→ Work task: Start to finish, write out the entries exactly, leaving the pictures aside.

====== Supplied information ======

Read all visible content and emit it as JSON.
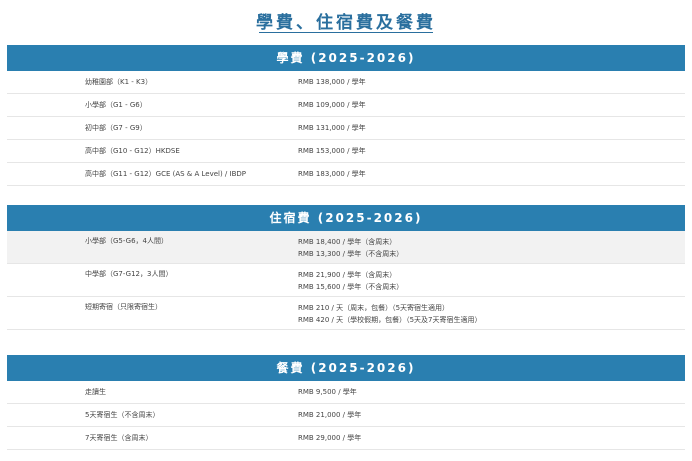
{
  "page_title": "學費、住宿費及餐費",
  "sections": [
    {
      "header": "學費 (2025-2026)",
      "rows": [
        {
          "label": "幼稚園部（K1 - K3）",
          "value": "RMB 138,000 / 學年"
        },
        {
          "label": "小學部（G1 - G6）",
          "value": "RMB 109,000 / 學年"
        },
        {
          "label": "初中部（G7 - G9）",
          "value": "RMB 131,000 / 學年"
        },
        {
          "label": "高中部（G10 - G12）HKDSE",
          "value": "RMB 153,000 / 學年"
        },
        {
          "label": "高中部（G11 - G12）GCE (AS & A Level) / IBDP",
          "value": "RMB 183,000 / 學年"
        }
      ]
    },
    {
      "header": "住宿費 (2025-2026)",
      "rows": [
        {
          "label": "小學部（G5-G6，4人間）",
          "value1": "RMB 18,400 / 學年（含周末）",
          "value2": "RMB 13,300 / 學年（不含周末）"
        },
        {
          "label": "中學部（G7-G12，3人間）",
          "value1": "RMB 21,900 / 學年（含周末）",
          "value2": "RMB 15,600 / 學年（不含周末）"
        },
        {
          "label": "短期寄宿（只限寄宿生）",
          "value1": "RMB 210 / 天（周末，包餐）（5天寄宿生適用）",
          "value2": "RMB 420 / 天（學校假期，包餐）（5天及7天寄宿生適用）"
        }
      ]
    },
    {
      "header": "餐費 (2025-2026)",
      "rows": [
        {
          "label": "走讀生",
          "value": "RMB 9,500 / 學年"
        },
        {
          "label": "5天寄宿生（不含周末）",
          "value": "RMB 21,000 / 學年"
        },
        {
          "label": "7天寄宿生（含周末）",
          "value": "RMB 29,000 / 學年"
        }
      ]
    }
  ]
}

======

→ Answer for the task:
Read all visible content and emit it as JSON.
{
  "page_title": "學費、住宿費及餐費",
  "sections": [
    {
      "header": "學費 (2025-2026)",
      "rows": [
        {
          "label": "幼稚園部（K1 - K3）",
          "value": "RMB 138,000 / 學年"
        },
        {
          "label": "小學部（G1 - G6）",
          "value": "RMB 109,000 / 學年"
        },
        {
          "label": "初中部（G7 - G9）",
          "value": "RMB 131,000 / 學年"
        },
        {
          "label": "高中部（G10 - G12）HKDSE",
          "value": "RMB 153,000 / 學年"
        },
        {
          "label": "高中部（G11 - G12）GCE (AS & A Level) / IBDP",
          "value": "RMB 183,000 / 學年"
        }
      ]
    },
    {
      "header": "住宿費 (2025-2026)",
      "rows": [
        {
          "label": "小學部（G5-G6，4人間）",
          "value1": "RMB 18,400 / 學年（含周末）",
          "value2": "RMB 13,300 / 學年（不含周末）"
        },
        {
          "label": "中學部（G7-G12，3人間）",
          "value1": "RMB 21,900 / 學年（含周末）",
          "value2": "RMB 15,600 / 學年（不含周末）"
        },
        {
          "label": "短期寄宿（只限寄宿生）",
          "value1": "RMB 210 / 天（周末，包餐）（5天寄宿生適用）",
          "value2": "RMB 420 / 天（學校假期，包餐）（5天及7天寄宿生適用）"
        }
      ]
    },
    {
      "header": "餐費 (2025-2026)",
      "rows": [
        {
          "label": "走讀生",
          "value": "RMB 9,500 / 學年"
        },
        {
          "label": "5天寄宿生（不含周末）",
          "value": "RMB 21,000 / 學年"
        },
        {
          "label": "7天寄宿生（含周末）",
          "value": "RMB 29,000 / 學年"
        }
      ]
    }
  ]
}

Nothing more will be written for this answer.